Nixon was the youngest of nine children of Mary Eliza Bedington and George Stephen Nixon. She grew up at Woodside Park in London.[1] An interest in wildlife came early and she studied at the Camden School of Art, receiving her teacher's certificate in 1911.[1] Nixon then trained in book illustration at the Birmingham School of Art after which she worked as a commercial illustrator for 15 years, often collaborating with Dorothy Newsome-Glenn to illustrate magazines and books.[1] During the First World War, the two worked at Armstrong Siddeley and after the War they illustrated Enid Blyton stories and an edition of Alice in Wonderland. Nixon also regularly exhibited paintings of birds and natural history subjects in Birmingham and Coventry at this time.[2] In 1928 the Oxford University Press, OUP, commissioned the two to visit India and produce illustrations. Nixon went on to spend 26 years in India producing illustrations, including animal and bird posters, for the Indian State Railways,[2] the Bombay Natural History Society, horse portraits and a mural of wild duck. She also became an artist for the Times of India and the Bombay Weekly.[1] Nixon met and married Victor Blundell while in India. The couple returned to England to live in Wilmslow, Cheshire and then Burwash, East Sussex. She continued to illustrate books and also wrote her own children's books with illustrations, based on the lives of her pets, a Siamese cat and a Dachshund puppy.[1] Apart from sketches, Nixon also worked with oil, gouache, charcoal and watercolours.[3][4] She won several awards for her work and was an elected member of the Society of Women Artists.[1]

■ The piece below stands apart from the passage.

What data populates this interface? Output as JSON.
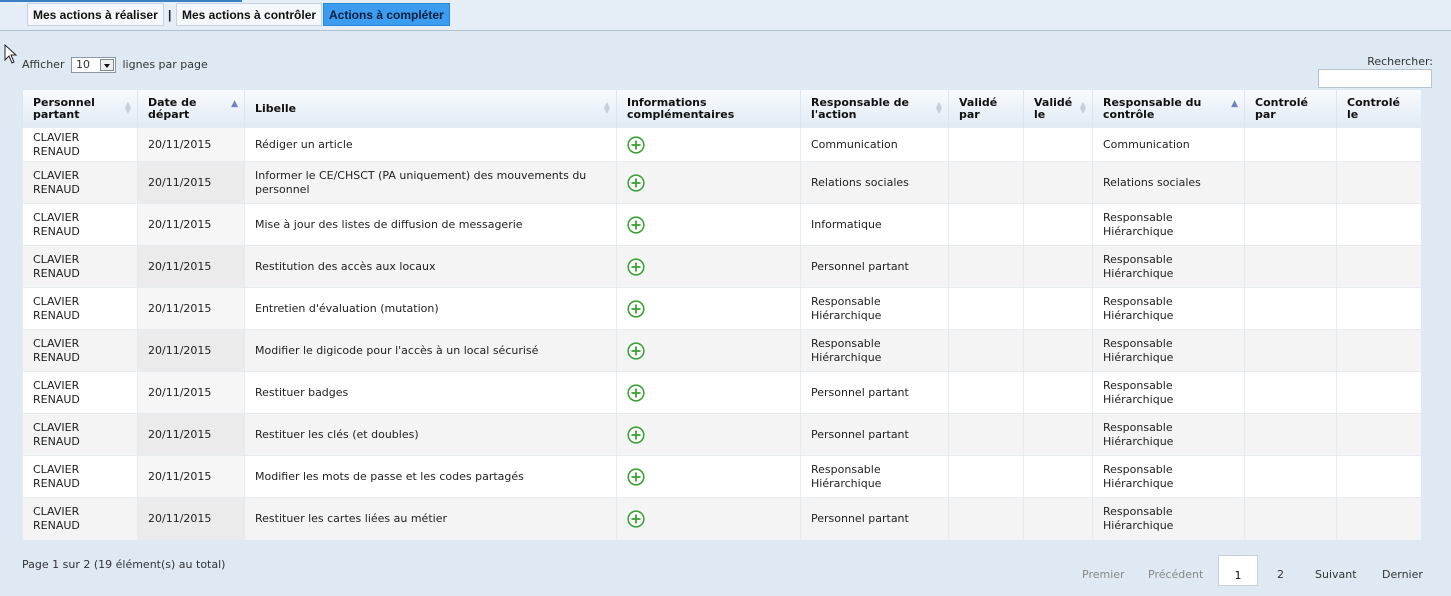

Books illustrated[edit]

  • Nature Stories published by Harrap (1922),
  • The Sunny Stories series by Enid Blayton (1924-27),
  • Bird Studies in India by Mary R.N. Holmer, published by OUP (1926),
  • Sentinels of the Wild by M Batten (1938),
  • Whispers of the Wilderness by M Batten (1960),
  • Animal Mothers and Babies by Foran (1960),[1]
  • Bird Families by Maurice Burton, published by Frederick Warne & Co (1962).[2]

Books written and illustrated[edit]

  • Pusti published by Frederick Warne & Co (1955),
  • Pindi Poo, Warne & Co (1957),
  • Poo and Pushti, Warne & Co (1959),
  • The Bush Tail Family, Warne & Co (1963),
  • Animal Legends, Warne & Co (1966),
  • Strange Animal Friendships, Warne & Co (1967),
  • Animals and Birds in Folklore Warne & Co (1969).[1]

References[edit]

  1. ^ a b c d e f g h Alan Horne (1994). The Dictionary of 20th Century British Book Illustrators. Antique Collectors' Club. ISBN 1 85149 1082.
  2. ^ a b c Christine E Jackson (1999). The Dictionary of Bird Artists of the World. Antique Collectors' Club. ISBN 1 85149 2038.
  3. ^ Gray, Sara (2009). The Dictionary of British Women Artists. Casemate Publishers. pp. 196–197.
  4. ^ Commire, Anne, ed. (1990). Something about the Author. Facts and Pictures about Authors and Illustrators of Books for Young People. Volume 59. Gale Research Inc. p. 157.

External links[edit]